    The most popular example of such a tool are Dung’s argumentation frameworks (AFs) which define a "calculus of opposition" and are probably the simplest nonmonotonic systems available. Given a set of arguments with an attack relation among them, AFs come with different semantics, where a semantics specifies which subsets of the arguments are acceptable. The different semantics represent different intuitions how to select arguments, as well as different degrees of skepticism.

    In the talk I will present abstract dialectical frameworks (ADFs), a powerful generalization of AFs where nodes in the argument graph, rather than having an implicit acceptance condition, come with an explicit boolean function specifying when the node is to be accepted based on the status of its parents. This allows us to represent support in addition to attack, and to express flexible ways of taking pro and con arguments into account.

    We illustrate the usefulness of ADFs by reconstructing Carneades argument evaluation structures (CAES). Carneades, developed by Gordon, Prakken and Walton, is an influential and widely cited argumentation system, motivated by the needs of legal argumentation. It covers relevant aspects such as burden of proof, proof standards and the like. We show how CAES can be reconstructed as ADFs. This not only demonstrates the generality of ADFs. It also allows us to lift a restriction of CAES to acyclic sets of arguments and provides the generalized systems with the standard semantics developed by Dung.

  • Gerhard Friedrich, Alpen-Adria University Klagenfurt, Austria

    Why even old AI-folks get very excited about Answer Set Programming

    Twenty years ago, when my project group first tried to use Datalog to solve configuration tasks for a large international company, it failed even for the simplest of cases because of excessive runtime. Other approaches like description logic were not even able to express the problem.

    However, times have changed dramatically and the success of Answer Set Programming (ASP) has been underlined by many prominent success stories. So the question is not if ASP will be successful in solving practical problems but rather whether it can become the major knowledge representation language.

    In order to answer this question I will investigate three classical problem domains of Artificial Intelligence: (1) diagnosis-from-first principles and repair which has recently been applied to self-healing processes and web services, (2) configuration, and (3) recommender systems.
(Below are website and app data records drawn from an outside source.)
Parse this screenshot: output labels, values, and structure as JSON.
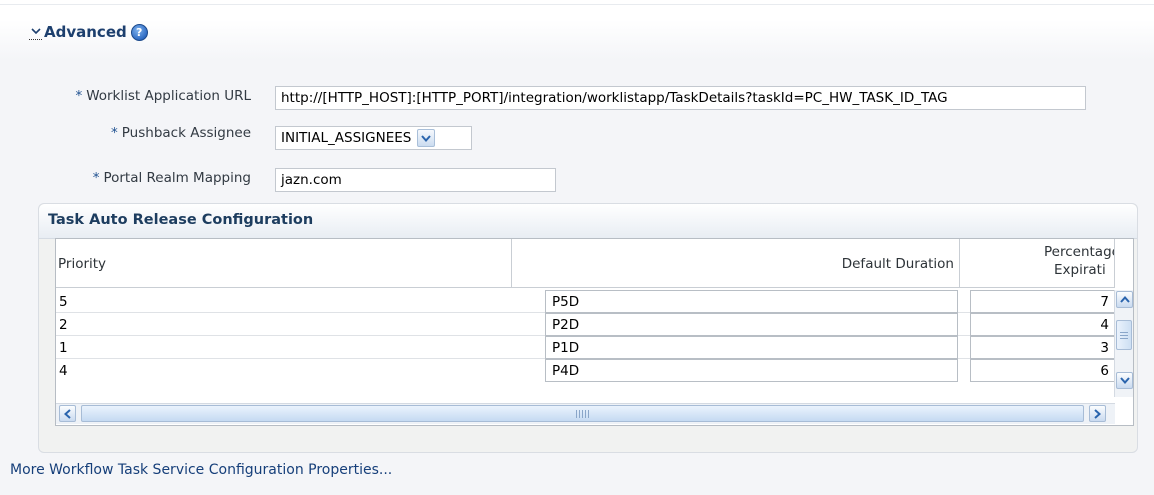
{
  "section": {
    "title": "Advanced",
    "help_glyph": "?",
    "expanded": true
  },
  "form": {
    "required_marker": "*",
    "worklist_url_label": "Worklist Application URL",
    "worklist_url_value": "http://[HTTP_HOST]:[HTTP_PORT]/integration/worklistapp/TaskDetails?taskId=PC_HW_TASK_ID_TAG",
    "pushback_label": "Pushback Assignee",
    "pushback_value": "INITIAL_ASSIGNEES",
    "realm_label": "Portal Realm Mapping",
    "realm_value": "jazn.com"
  },
  "auto_release": {
    "title": "Task Auto Release Configuration",
    "columns": {
      "priority": "Priority",
      "duration": "Default Duration",
      "percentage_line1": "Percentage",
      "percentage_line2": "Expirati"
    },
    "rows": [
      {
        "priority": "5",
        "duration": "P5D",
        "percentage": "7"
      },
      {
        "priority": "2",
        "duration": "P2D",
        "percentage": "4"
      },
      {
        "priority": "1",
        "duration": "P1D",
        "percentage": "3"
      },
      {
        "priority": "4",
        "duration": "P4D",
        "percentage": "6"
      }
    ]
  },
  "footer": {
    "more_link": "More Workflow Task Service Configuration Properties..."
  },
  "colors": {
    "section_title": "#1d3f6e",
    "label_text": "#323a43",
    "link_text": "#163f7a",
    "scroll_accent": "#c9daf0"
  }
}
    I will show that ASP allows these problems to be represented very simply and that ASP provides reasoning services which closely fit the original problem specifications. However, there is still work for the ASP community. Based on long-standing experience in developing real-world knowledge-based systems I will pinpoint open issues which deserve further investigation in order to expand the applicability of ASP.

    Concluding, ASP reasoning systems provide the knowledge representation and processing environments that many AI-folks have waited a long time for.


  • Axel Polleres, National University of Ireland, Irlanda

    The Role of Logics and Logic Programming in Semantic Web Standards (OWL2, RIF, SPARQL1.1)

    In this tutorial, we will give an overview of the new W3C standards OWL2 and RIF and their interplay with the query language SPARQL, particularly the new version of SPARQL, SPARQL 1.1 currently being worked on in W3C.

    As we will see, fragments of these standards can be reduced to fragments of Logic Programming, and practical systems consuming these Web languages can be developed on top of engines such as DLV.